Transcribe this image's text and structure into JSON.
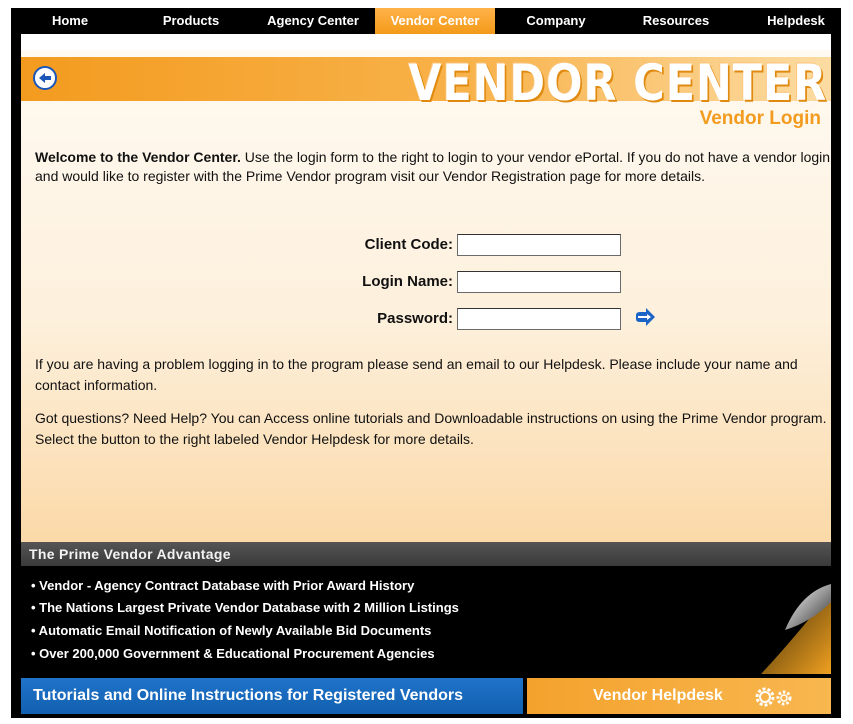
{
  "nav": {
    "items": [
      "Home",
      "Products",
      "Agency Center",
      "Vendor Center",
      "Company",
      "Resources",
      "Helpdesk"
    ],
    "active": "Vendor Center"
  },
  "banner": {
    "title": "VENDOR CENTER",
    "subtitle": "Vendor Login"
  },
  "intro": {
    "bold": "Welcome to the Vendor Center.",
    "text": " Use the login form to the right to login to your vendor ePortal. If you do not have a vendor login and would like to register with the Prime Vendor program visit our Vendor Registration page for more details."
  },
  "form": {
    "client_code_label": "Client Code:",
    "client_code_value": "",
    "login_name_label": "Login Name:",
    "login_name_value": "",
    "password_label": "Password:",
    "password_value": ""
  },
  "help": {
    "problem": "If you are having a problem logging in to the program please send an email to our Helpdesk. Please include your name and contact information.",
    "questions": "Got questions? Need Help? You can Access online tutorials and Downloadable instructions on using the Prime Vendor program. Select the button to the right labeled Vendor Helpdesk for more details."
  },
  "advantage": {
    "title": "The Prime Vendor Advantage",
    "items": [
      "• Vendor - Agency Contract Database with Prior Award History",
      "• The Nations Largest Private Vendor Database with 2 Million Listings",
      "• Automatic Email Notification of Newly Available Bid Documents",
      "• Over 200,000 Government & Educational Procurement Agencies"
    ]
  },
  "bottom": {
    "tutorials_label": "Tutorials and Online Instructions for Registered Vendors",
    "helpdesk_label": "Vendor Helpdesk"
  },
  "colors": {
    "accent_orange": "#f39b1f",
    "nav_bg": "#000000",
    "tutorial_blue": "#1a6bc0"
  }
}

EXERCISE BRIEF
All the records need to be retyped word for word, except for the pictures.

ANSWER SECTION
Transcribe this image's text and structure into JSON.
{
  "nav": {
    "items": [
      "Home",
      "Products",
      "Agency Center",
      "Vendor Center",
      "Company",
      "Resources",
      "Helpdesk"
    ],
    "active": "Vendor Center"
  },
  "banner": {
    "title": "VENDOR CENTER",
    "subtitle": "Vendor Login"
  },
  "intro": {
    "bold": "Welcome to the Vendor Center.",
    "text": " Use the login form to the right to login to your vendor ePortal. If you do not have a vendor login and would like to register with the Prime Vendor program visit our Vendor Registration page for more details."
  },
  "form": {
    "client_code_label": "Client Code:",
    "client_code_value": "",
    "login_name_label": "Login Name:",
    "login_name_value": "",
    "password_label": "Password:",
    "password_value": ""
  },
  "help": {
    "problem": "If you are having a problem logging in to the program please send an email to our Helpdesk. Please include your name and contact information.",
    "questions": "Got questions? Need Help? You can Access online tutorials and Downloadable instructions on using the Prime Vendor program. Select the button to the right labeled Vendor Helpdesk for more details."
  },
  "advantage": {
    "title": "The Prime Vendor Advantage",
    "items": [
      "• Vendor - Agency Contract Database with Prior Award History",
      "• The Nations Largest Private Vendor Database with 2 Million Listings",
      "• Automatic Email Notification of Newly Available Bid Documents",
      "• Over 200,000 Government & Educational Procurement Agencies"
    ]
  },
  "bottom": {
    "tutorials_label": "Tutorials and Online Instructions for Registered Vendors",
    "helpdesk_label": "Vendor Helpdesk"
  },
  "colors": {
    "accent_orange": "#f39b1f",
    "nav_bg": "#000000",
    "tutorial_blue": "#1a6bc0"
  }
}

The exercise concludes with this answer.